Aside from holiday gift staples like scarves and basic sweaters, shoppers are left with few alternatives for hot new fashion items. "The current clothing styles appear very similar to what we have seen in stores throughout the past year," noted Jennifer Black, a retail analyst, who recently completed an extensive tour of mall-based specialty retailers.
It's not just analysts who are lamenting the lack of exciting new fashion. In explaining why women's apparel was one of the softer categories during the third quarter, Karen Hoguet, the chief financial officer of Macy's, told a group of analysts "there does not appear to be enough in the fashion offering that is compelling."
Are complaints about ho-hum fashion just another excuse drummed up by retailers to explain lackluster sales? While some might overuse such explanations to mask other problems, factors such as fashion and the weather are a real part of the larger landscape - including the economy and even politics - that affect shoppers' buying habits. When it's 50 degrees in December, consumers don't rush to buy winter coats.

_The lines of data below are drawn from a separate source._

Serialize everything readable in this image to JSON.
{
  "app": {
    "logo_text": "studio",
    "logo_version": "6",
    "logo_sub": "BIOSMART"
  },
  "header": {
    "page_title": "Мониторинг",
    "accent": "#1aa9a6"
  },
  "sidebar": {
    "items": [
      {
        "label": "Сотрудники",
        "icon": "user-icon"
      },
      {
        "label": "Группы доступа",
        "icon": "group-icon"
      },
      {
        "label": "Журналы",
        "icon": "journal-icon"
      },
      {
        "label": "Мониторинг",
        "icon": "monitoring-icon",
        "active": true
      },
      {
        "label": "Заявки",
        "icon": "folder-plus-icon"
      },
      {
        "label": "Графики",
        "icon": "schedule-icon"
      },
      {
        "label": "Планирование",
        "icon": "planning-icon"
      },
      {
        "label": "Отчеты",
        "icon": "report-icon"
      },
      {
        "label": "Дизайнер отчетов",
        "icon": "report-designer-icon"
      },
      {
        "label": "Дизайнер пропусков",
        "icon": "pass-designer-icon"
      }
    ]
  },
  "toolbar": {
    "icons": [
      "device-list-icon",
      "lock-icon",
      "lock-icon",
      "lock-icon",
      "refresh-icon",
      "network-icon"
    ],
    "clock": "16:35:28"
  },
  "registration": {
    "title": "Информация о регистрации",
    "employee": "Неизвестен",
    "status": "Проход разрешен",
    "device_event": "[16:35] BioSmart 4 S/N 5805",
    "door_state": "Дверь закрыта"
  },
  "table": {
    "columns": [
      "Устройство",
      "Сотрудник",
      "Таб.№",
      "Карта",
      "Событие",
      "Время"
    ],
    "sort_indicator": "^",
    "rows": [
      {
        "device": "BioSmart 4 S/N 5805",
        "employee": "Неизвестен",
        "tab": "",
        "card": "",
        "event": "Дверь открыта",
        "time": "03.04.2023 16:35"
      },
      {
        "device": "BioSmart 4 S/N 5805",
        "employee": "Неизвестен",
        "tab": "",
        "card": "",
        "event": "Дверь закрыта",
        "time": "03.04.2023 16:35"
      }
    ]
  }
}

And when there is no sweeping fashion trend, consumers "tend to make do with what's already in their closets," said Adrienne Tennant, an analyst with Friedman, Billings, Ramsey.
But fashion victims (and retailers) take heart: The spring season is on the horizon and with it comes a fresh batch of styles to tempt consumers. Spring is an important season, because it often sets the tone for the entire year. For instance, Brit Beemer, founder of America's Research Group, said that only 20 percent of the 1,000 consumers he surveyed in March said they would buy spring apparel in 2007, down from the 60 percent who said they planned to purchase apparel in the spring of 2006 - leading him to conclude that this would be a difficult year for clothing sales.
So what's on tap for spring 2008?
Kathryn Deane, president of trend forecaster Tobe predicts that longer, more fitted blazers and geometric patterns will be two big looks for spring. It's unclear whether these styles will be exciting enough to ignite sales. But Deane is betting the new looks will get people shopping. "You are going to want to wear lots of prints," Deane said. "Anything solid will feel out of date."